Haiku–– Heartland inspired
Local News | Published on March 30, 2023 at 10:09am CDT | Author: Louis Hoglund0
Poet, author Ellison’s new collection inspired by fellow Pelican artist, the late Scott King
By Louis Hoglund
Japanese poetry, compiled in a new book, has, in a sense, reunited two Pelican Rapids area artists.
The most published writer and artist in the Pelican area, Joan Jarvis Ellison, has published her 11th book—and it’s all “Haiku” poetry.
The book is published by Red Dragonfly Press, whose founder was the late Scott King, a Pelican graduate who was a well-known literary and art figure in the Twin Cities Metro area.
King, a 1983 Pelican Rapids High School grad, died in April of 2021, and the fate of the press was unclear. Friends, colleagues, and volunteers gathered to continue the operations of the press, including publication of accepted manuscripts and ensuring that the work remains available, reported Leslie Taylor, president of Red Dragonfly Press Board of Directors.
The survival of Dragonfly gave Ellison an avenue for publishing her unique collection of Haiku poetry—and at the same time, carry on the legacy, vision, and spirit of Scott King.
“For one year, I tried to write a haiku every morning while I walked our dog Newton through the fields and woods of our farm,” wrote Ellison. “Some days, I wrote three or four haiku. Some days my mind was focused on other things. Some days I forgot the important seventeen syllables before we returned home, and they were lost. But even I can usually keep seventeen syllables in my mind, and so here they are, my haiku for our small piece of the world, from my heart.”
Titled “Farm is to Hope: Haiku from the Heartland,” it is organized by season—with inspiration from her home and farm southeast of Pelican Rapids. A sheep producer and a wool fiber artist, Ellison’s book “Shepherdess: Notes from the Field” is perhaps her best-known work, and the story of her experiences with sheep and lamb was a Minnesota Book Award winner in 1996. That was the year she met the late Scott King.
“It was at a literary coffee house in the meeting room at the Pelican library, before the expansion,” recalled Ellison. “I was shaking so hard that Scott commented that he was afraid that I wouldn’t be able to read.”

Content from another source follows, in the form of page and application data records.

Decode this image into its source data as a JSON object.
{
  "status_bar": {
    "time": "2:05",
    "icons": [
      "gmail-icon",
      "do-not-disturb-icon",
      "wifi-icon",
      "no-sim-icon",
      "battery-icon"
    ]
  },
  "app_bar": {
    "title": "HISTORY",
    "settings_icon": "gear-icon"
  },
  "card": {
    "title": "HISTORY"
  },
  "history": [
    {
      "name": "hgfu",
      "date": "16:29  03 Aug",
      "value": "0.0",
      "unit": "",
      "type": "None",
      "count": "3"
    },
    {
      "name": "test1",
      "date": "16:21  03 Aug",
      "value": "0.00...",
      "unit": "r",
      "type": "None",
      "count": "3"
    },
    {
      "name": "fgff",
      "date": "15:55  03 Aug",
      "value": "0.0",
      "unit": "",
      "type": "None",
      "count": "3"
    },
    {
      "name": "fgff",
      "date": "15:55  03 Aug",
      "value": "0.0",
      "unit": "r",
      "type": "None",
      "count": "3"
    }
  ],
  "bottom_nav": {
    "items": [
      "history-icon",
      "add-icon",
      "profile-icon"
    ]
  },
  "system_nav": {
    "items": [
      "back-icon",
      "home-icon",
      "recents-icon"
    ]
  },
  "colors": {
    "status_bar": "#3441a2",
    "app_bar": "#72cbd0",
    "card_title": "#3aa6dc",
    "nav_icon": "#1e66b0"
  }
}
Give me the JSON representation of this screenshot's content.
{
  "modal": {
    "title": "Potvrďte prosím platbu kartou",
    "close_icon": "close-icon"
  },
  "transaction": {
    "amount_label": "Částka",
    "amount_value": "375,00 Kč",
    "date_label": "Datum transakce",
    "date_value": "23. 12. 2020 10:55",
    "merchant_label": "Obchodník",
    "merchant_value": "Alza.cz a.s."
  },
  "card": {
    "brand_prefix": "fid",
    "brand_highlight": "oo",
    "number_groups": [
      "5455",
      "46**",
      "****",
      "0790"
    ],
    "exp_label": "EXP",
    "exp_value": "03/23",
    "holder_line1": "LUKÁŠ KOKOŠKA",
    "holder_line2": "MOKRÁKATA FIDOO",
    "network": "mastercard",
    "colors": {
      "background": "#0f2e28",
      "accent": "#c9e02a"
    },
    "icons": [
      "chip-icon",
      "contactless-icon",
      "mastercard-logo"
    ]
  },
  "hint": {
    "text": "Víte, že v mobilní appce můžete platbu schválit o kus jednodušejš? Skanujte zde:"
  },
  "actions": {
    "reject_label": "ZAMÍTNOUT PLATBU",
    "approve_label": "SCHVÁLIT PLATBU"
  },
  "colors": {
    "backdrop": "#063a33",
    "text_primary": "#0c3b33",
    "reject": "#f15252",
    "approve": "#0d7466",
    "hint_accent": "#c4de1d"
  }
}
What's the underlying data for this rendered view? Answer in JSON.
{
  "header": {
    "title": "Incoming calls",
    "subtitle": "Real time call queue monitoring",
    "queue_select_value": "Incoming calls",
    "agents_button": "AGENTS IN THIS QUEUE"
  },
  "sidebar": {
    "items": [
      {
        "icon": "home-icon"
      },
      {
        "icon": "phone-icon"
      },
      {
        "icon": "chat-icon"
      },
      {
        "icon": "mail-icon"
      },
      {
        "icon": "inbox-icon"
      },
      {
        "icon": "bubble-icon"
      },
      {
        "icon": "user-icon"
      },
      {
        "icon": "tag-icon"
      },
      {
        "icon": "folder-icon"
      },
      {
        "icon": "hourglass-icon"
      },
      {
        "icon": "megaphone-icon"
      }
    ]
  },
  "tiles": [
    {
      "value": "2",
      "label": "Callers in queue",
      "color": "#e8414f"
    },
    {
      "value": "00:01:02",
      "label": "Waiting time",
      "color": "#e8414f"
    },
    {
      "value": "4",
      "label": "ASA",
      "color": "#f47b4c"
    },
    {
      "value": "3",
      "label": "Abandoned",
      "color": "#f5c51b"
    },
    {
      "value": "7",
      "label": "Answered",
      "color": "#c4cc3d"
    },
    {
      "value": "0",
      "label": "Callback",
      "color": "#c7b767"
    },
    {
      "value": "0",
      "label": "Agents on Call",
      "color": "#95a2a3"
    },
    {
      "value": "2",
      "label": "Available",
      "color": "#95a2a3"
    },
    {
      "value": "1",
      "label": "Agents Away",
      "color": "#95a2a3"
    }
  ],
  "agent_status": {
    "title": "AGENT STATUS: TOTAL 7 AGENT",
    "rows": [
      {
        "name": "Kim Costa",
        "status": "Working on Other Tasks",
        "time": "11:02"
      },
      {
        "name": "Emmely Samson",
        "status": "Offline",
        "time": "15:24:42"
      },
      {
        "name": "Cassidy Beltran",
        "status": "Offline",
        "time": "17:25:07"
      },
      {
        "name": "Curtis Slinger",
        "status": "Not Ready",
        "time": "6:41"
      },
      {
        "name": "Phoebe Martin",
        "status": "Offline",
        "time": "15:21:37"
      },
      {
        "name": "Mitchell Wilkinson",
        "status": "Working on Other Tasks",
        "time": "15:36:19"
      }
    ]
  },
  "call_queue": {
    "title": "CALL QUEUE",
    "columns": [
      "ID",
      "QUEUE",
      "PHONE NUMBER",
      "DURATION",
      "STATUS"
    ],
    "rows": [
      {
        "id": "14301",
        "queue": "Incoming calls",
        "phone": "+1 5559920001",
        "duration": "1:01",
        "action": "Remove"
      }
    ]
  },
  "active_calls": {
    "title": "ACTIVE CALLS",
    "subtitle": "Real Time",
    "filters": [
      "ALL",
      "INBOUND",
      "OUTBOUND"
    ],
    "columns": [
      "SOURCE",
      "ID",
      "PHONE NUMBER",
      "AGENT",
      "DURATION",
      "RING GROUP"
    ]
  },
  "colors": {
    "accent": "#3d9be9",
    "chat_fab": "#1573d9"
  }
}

Ellison followed the growth of the Red Dragonfly Press and the books King published and read a lot more poetry. “(Scott) was sort of a literary hero to me,” said Ellison.
“He and (wife) Lisa joined us several times for supper after readings,” recalled Ellison. “He published so many books for so many poets. I kept encouraging him to publish his own poetry, and in the last few years, he began doing that. Really interesting mind and voice.”
King sent Ellison’s haiku manuscript to an Emily Dickenson contest, knowing that people who liked Dickenson’s poetry probably would not like haiku. This was correct, noted Ellison.
Scott had been publishing haiku more in the last few years, so when he announced a call for manuscripts, Ellison sent him her haiku book.
The book is expected to be on sale in late March. Locally, the book is at Pelican Drug, Mercantile on Main, or at Ellison’s website, www.joanjarvisellison.com.
The late Scott King, a 1983 Pelican Rapids High School graduate, carved out an unusual niche in the Twin Cities area art and literary world with his non-profit “Red Dragonfly Press.” King, who died April 2, 2021 at age 56, printed and hand-crafted collectible poetry collections using vintage print shop equipment.
His vision lives on as the presses are still rolling, and the latest publication is by fellow Pelican Rapids writer, and friend, Joan Jarvis Ellison.
The charming collection of Ellison’s haiku would make Scott King proud. He was a naturalist and an enthusiastic student of many things, including poetry, publishing, translating, insects, bugging, nature writing, volleyball, math, science, tai chi, and more. Scott lived in Northfield, MN, with his wife, Lisa, and daughter, Lida.
King’s Red Dragonfly Press began in the mid-1990s, with early titles created using old-school printing presses on handmade papers and bound by hand. By 2011 books were typeset on computers and printed on modern equipment.
With Ellison’s haiku, published by Dragonfly—the spirit of the late Scott King—with all the Pelican connections—lives on.
The published works of Dragonfly can be found at https://www.reddragonflypress.org/.